As if you were in any doubt about the emergence of a new generation of sport, YouTuber turned boxer Jake Paul was ‘upset’ that his October boxing bout with MMA legend Anderson Silva only sold around 200,000-300,000 PPV buys.
The ‘Problem Child’, as he styles himself, claimed that inopportune scheduling was to blame, and even inadvertently suggested that his previous fights were watched in great numbers merely because viewers had ‘nothing to do’ during the health crisis.
“Halloween, World Series, Sunday football, this is the worst time of the year to fight but guess what? I had to fight. All my fights from now on will be in the summer,” Paul said.
Silva is a UFC legend who still holds the record for the longest title reign at any weight, but his boxing CV is rather limited – although a 2021 win over former WBC middleweight champion Julio Cesar Chavez, who once went the distance with Canelo Alvarez, is eye-catching.
But at 47, Silva’s best days as an athlete are behind him, and it was Paul – 22 years his junior – that would eventually score the knockout win.
Like it or not, Paul continues to grab column inches on the sports pages, and you suspect he will continue to do so – until he loses to a recognised boxer, perhaps.
In the meantime, he and his fellow YouTubers continue to rack up impressive PPV sales – the Silva fight aside, so could so-called ‘influencer boxing’ soon be more popular than the professional side of the sport?
The Biggest YouTuber Boxing PPVs
Although Paul vs Silva disappointed, the Problem Child has played his part in some huge-selling PPVs in the last couple of years.
Mike Tyson fought Roy Jones Jr in an exhibition bout back in November 2020. That was shown on Triller, rather than YouTube, and evidently the popularity of that event was the curiosity factor of watching two legends of the ring lock horns.
Jake Paul featured on that card as the co main event, taking on former NBA star Nate Robinson, whom he defeated via KO. That show saw a staggering 1.6 million PPV buys – remember, this was not a card sanctioned by a professional body, nor was it broadcast anywhere but on a streaming platform that few were previously subscribers of.
Even without the influence of Iron Mike, Paul’s 2021 bout with another former MMA star, Ben Askren, sold 1.5 million PPV buys. That is evidence of the YouTuber’s extensive reach on social media, which is thought to exceed 20 million across his various channels.
And it’s not just the American that is seizing his moment in the spotlight. Olajide Olatunji, better known to his followers as KSI, is one of those all-encompassing modern media personalities – he does a bit of acting, a bit of rapping, some streaming and so on.
He’s also, by all accounts, a fairly handy boxer, racking up a five-fight unbeaten run that has seen him defeat Logan Paul, brother of Jake, and defeat rapper Swarmz and professional boxer Luis Pineda on the same night.

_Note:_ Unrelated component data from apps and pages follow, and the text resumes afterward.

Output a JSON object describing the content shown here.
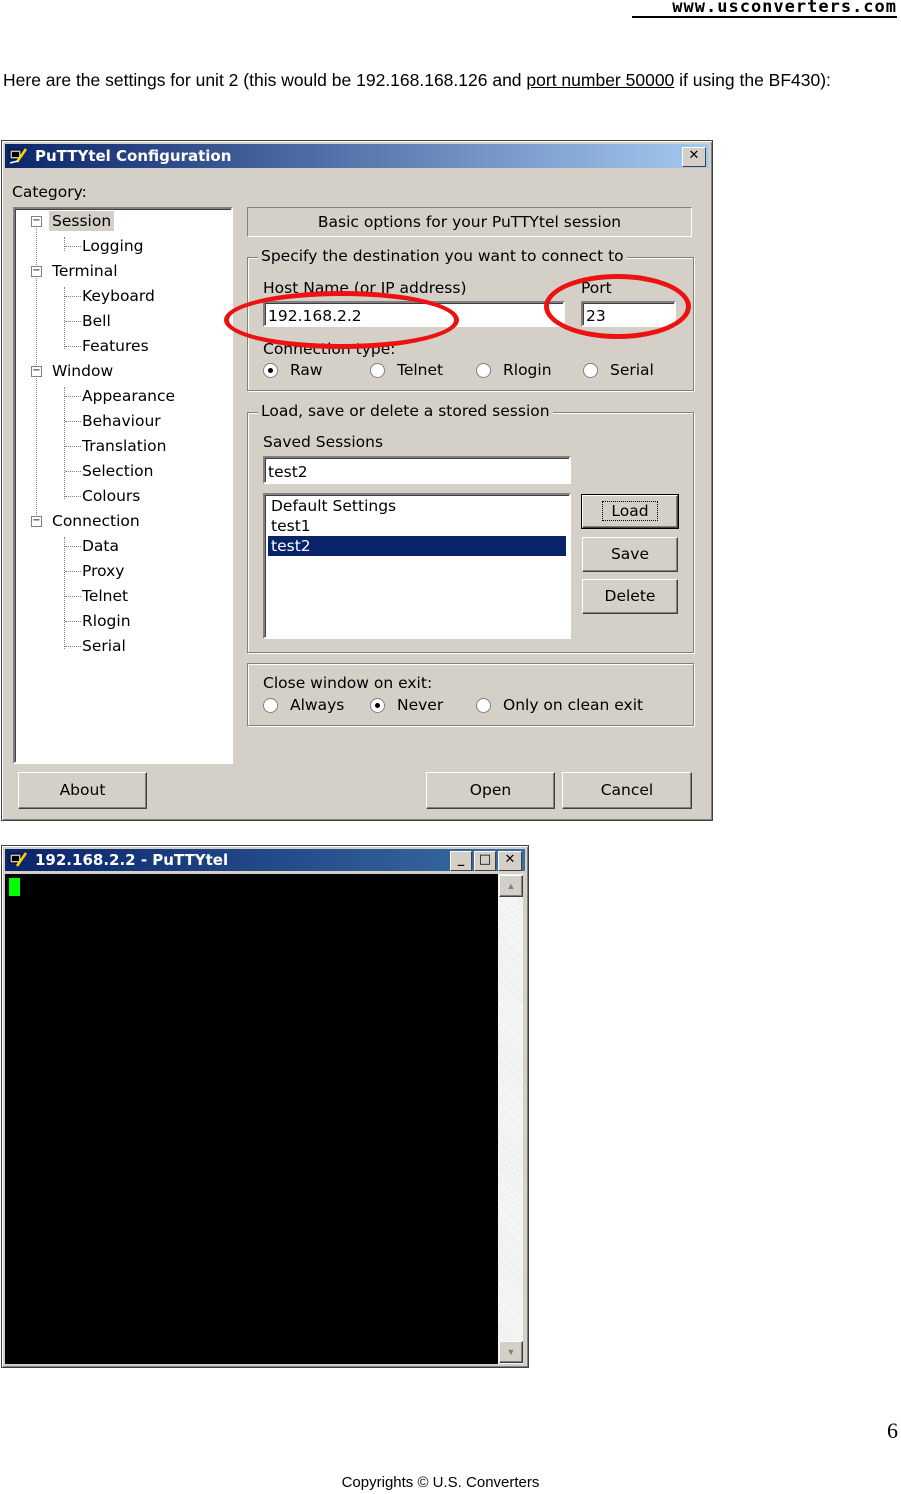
{
  "page": {
    "site_url": "www.usconverters.com",
    "intro_before": "Here are the settings for unit 2 (this would be 192.168.168.126 and ",
    "intro_link": "port number 50000",
    "intro_after": " if using the BF430):",
    "page_number": "6",
    "copyright": "Copyrights © U.S. Converters"
  },
  "config_dialog": {
    "title": "PuTTYtel Configuration",
    "category_label": "Category:",
    "tree": [
      {
        "label": "Session",
        "level": 0,
        "expander": "-",
        "selected": true
      },
      {
        "label": "Logging",
        "level": 1
      },
      {
        "label": "Terminal",
        "level": 0,
        "expander": "-"
      },
      {
        "label": "Keyboard",
        "level": 1
      },
      {
        "label": "Bell",
        "level": 1
      },
      {
        "label": "Features",
        "level": 1
      },
      {
        "label": "Window",
        "level": 0,
        "expander": "-"
      },
      {
        "label": "Appearance",
        "level": 1
      },
      {
        "label": "Behaviour",
        "level": 1
      },
      {
        "label": "Translation",
        "level": 1
      },
      {
        "label": "Selection",
        "level": 1
      },
      {
        "label": "Colours",
        "level": 1
      },
      {
        "label": "Connection",
        "level": 0,
        "expander": "-"
      },
      {
        "label": "Data",
        "level": 1
      },
      {
        "label": "Proxy",
        "level": 1
      },
      {
        "label": "Telnet",
        "level": 1
      },
      {
        "label": "Rlogin",
        "level": 1
      },
      {
        "label": "Serial",
        "level": 1
      }
    ],
    "panel_header": "Basic options for your PuTTYtel session",
    "destination": {
      "legend": "Specify the destination you want to connect to",
      "host_label": "Host Name (or IP address)",
      "host_value": "192.168.2.2",
      "port_label": "Port",
      "port_value": "23",
      "conn_type_label": "Connection type:",
      "conn_types": [
        {
          "label": "Raw",
          "checked": true
        },
        {
          "label": "Telnet",
          "checked": false
        },
        {
          "label": "Rlogin",
          "checked": false
        },
        {
          "label": "Serial",
          "checked": false
        }
      ]
    },
    "sessions": {
      "legend": "Load, save or delete a stored session",
      "saved_label": "Saved Sessions",
      "saved_value": "test2",
      "list": [
        {
          "label": "Default Settings",
          "selected": false
        },
        {
          "label": "test1",
          "selected": false
        },
        {
          "label": "test2",
          "selected": true
        }
      ],
      "load_label": "Load",
      "save_label": "Save",
      "delete_label": "Delete"
    },
    "close_on_exit": {
      "label": "Close window on exit:",
      "options": [
        {
          "label": "Always",
          "checked": false
        },
        {
          "label": "Never",
          "checked": true
        },
        {
          "label": "Only on clean exit",
          "checked": false
        }
      ]
    },
    "about_label": "About",
    "open_label": "Open",
    "cancel_label": "Cancel",
    "highlight_color": "#ee1111"
  },
  "terminal_window": {
    "title": "192.168.2.2 - PuTTYtel",
    "minimize_icon": "minimize-icon",
    "maximize_icon": "maximize-icon",
    "close_icon": "close-icon",
    "background": "#000000",
    "cursor_color": "#00ff00"
  }
}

That latter card was held at the O2 Arena in London, and yielded 445,000 PPV buys, but it’s two fights with Logan Paul that shifted the landscape of what is possible for ‘influencer boxing’ – combined, the pair of bouts sold a monumental three million PPV buy ins.
What Were the Biggest Selling Boxing PPVs of 2022?
For context, the KSI, vs Paul rematch did around two million PPV buys – making it the one of the most watched boxing bouts on pay-per-view in history.
It’s amazing to see how these contests shape up compared to those featuring the best boxers in the business. Streaming platform DAZN revealed that KSI’s two wins in one night back in August was amongst their own top five most-watched events in history, and the PPV buys dwarfed those of Dereck Chisora vs Kubrat Pulev and the much-anticipated clash between Katie Taylor and Amanda Serrano.
Canelo Alvarez’s shock defeat to Dmitry Bivol racked up 520,000 buys on DAZN, while Anthony Joshua’s rematch with Oleksandr Usyk was bought by 1.2 million fight fans in August 2022.
One of the most entertaining stars on planet boxing right now is heavyweight champion Tyson Fury, but even he struggles to sell fights like the YouTubers do. None of his trilogy with Deontay Wilder could match the 1.5 million buys of Paul vs Askren, while the numbers for his last outing against Dillian Whyte have not been published.
However, there’s reports that fight didn’t even draw one million, with Eddie Hearn claiming:
“[PPV numbers] hasn’t really been discussed, which generally means it didn’t do very well because when it done well you just tell everyone.”
So will influencer boxing replace the professional ranks as the most watched version of the sport? The PPV numbers certainly suggests that’s a distinct possibility….